> _EXERCISE AIM_: Your task is to copy the records that follow exactly, minus any images.
*** Opening THE RECORDS ***
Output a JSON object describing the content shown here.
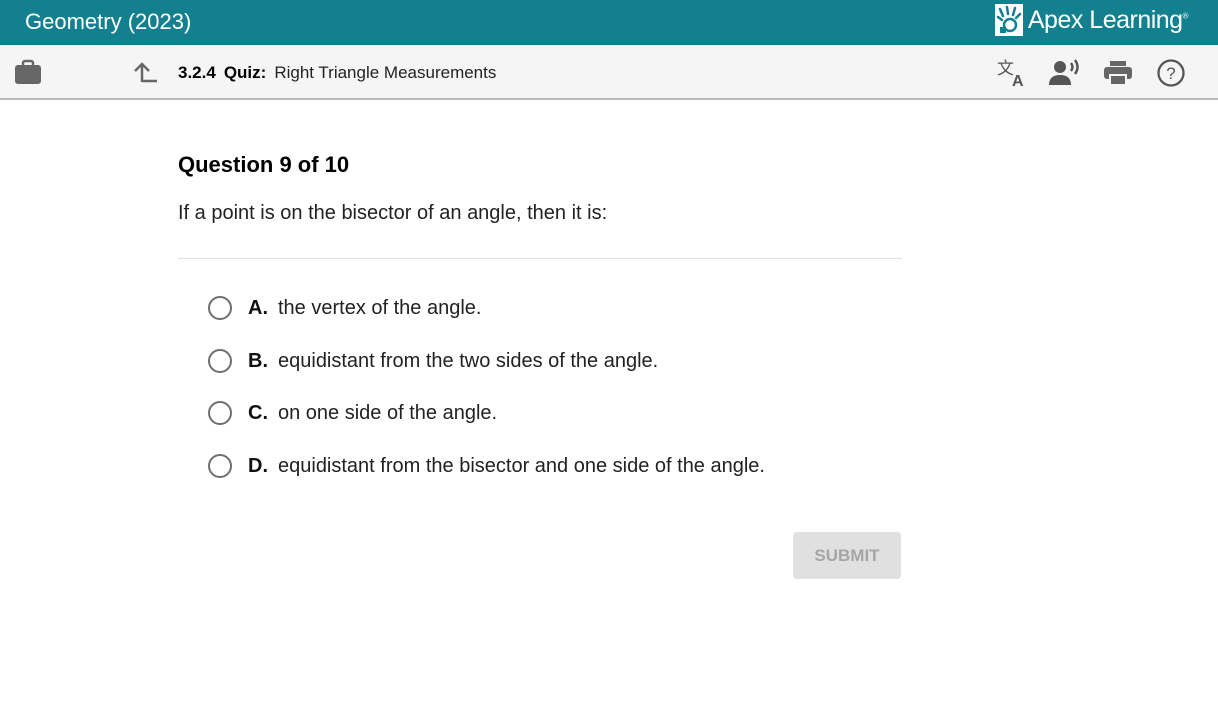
{
  "header": {
    "course_title": "Geometry (2023)",
    "brand": "Apex Learning",
    "brand_mark": "®"
  },
  "toolbar": {
    "breadcrumb_number": "3.2.4",
    "breadcrumb_type": "Quiz:",
    "breadcrumb_title": "Right Triangle Measurements",
    "icons": [
      "briefcase-icon",
      "up-arrow-icon",
      "translate-icon",
      "read-aloud-icon",
      "print-icon",
      "help-icon"
    ]
  },
  "question": {
    "title": "Question 9 of 10",
    "prompt": "If a point is on the bisector of an angle, then it is:",
    "options": [
      {
        "letter": "A.",
        "text": "the vertex of the angle."
      },
      {
        "letter": "B.",
        "text": "equidistant from the two sides of the angle."
      },
      {
        "letter": "C.",
        "text": "on one side of the angle."
      },
      {
        "letter": "D.",
        "text": "equidistant from the bisector and one side of the angle."
      }
    ],
    "submit_label": "SUBMIT"
  }
}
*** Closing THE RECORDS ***
> _OUTPUT OF THE TASK_:
Output a JSON object describing the content shown here.
{
  "header": {
    "course_title": "Geometry (2023)",
    "brand": "Apex Learning",
    "brand_mark": "®"
  },
  "toolbar": {
    "breadcrumb_number": "3.2.4",
    "breadcrumb_type": "Quiz:",
    "breadcrumb_title": "Right Triangle Measurements",
    "icons": [
      "briefcase-icon",
      "up-arrow-icon",
      "translate-icon",
      "read-aloud-icon",
      "print-icon",
      "help-icon"
    ]
  },
  "question": {
    "title": "Question 9 of 10",
    "prompt": "If a point is on the bisector of an angle, then it is:",
    "options": [
      {
        "letter": "A.",
        "text": "the vertex of the angle."
      },
      {
        "letter": "B.",
        "text": "equidistant from the two sides of the angle."
      },
      {
        "letter": "C.",
        "text": "on one side of the angle."
      },
      {
        "letter": "D.",
        "text": "equidistant from the bisector and one side of the angle."
      }
    ],
    "submit_label": "SUBMIT"
  }
}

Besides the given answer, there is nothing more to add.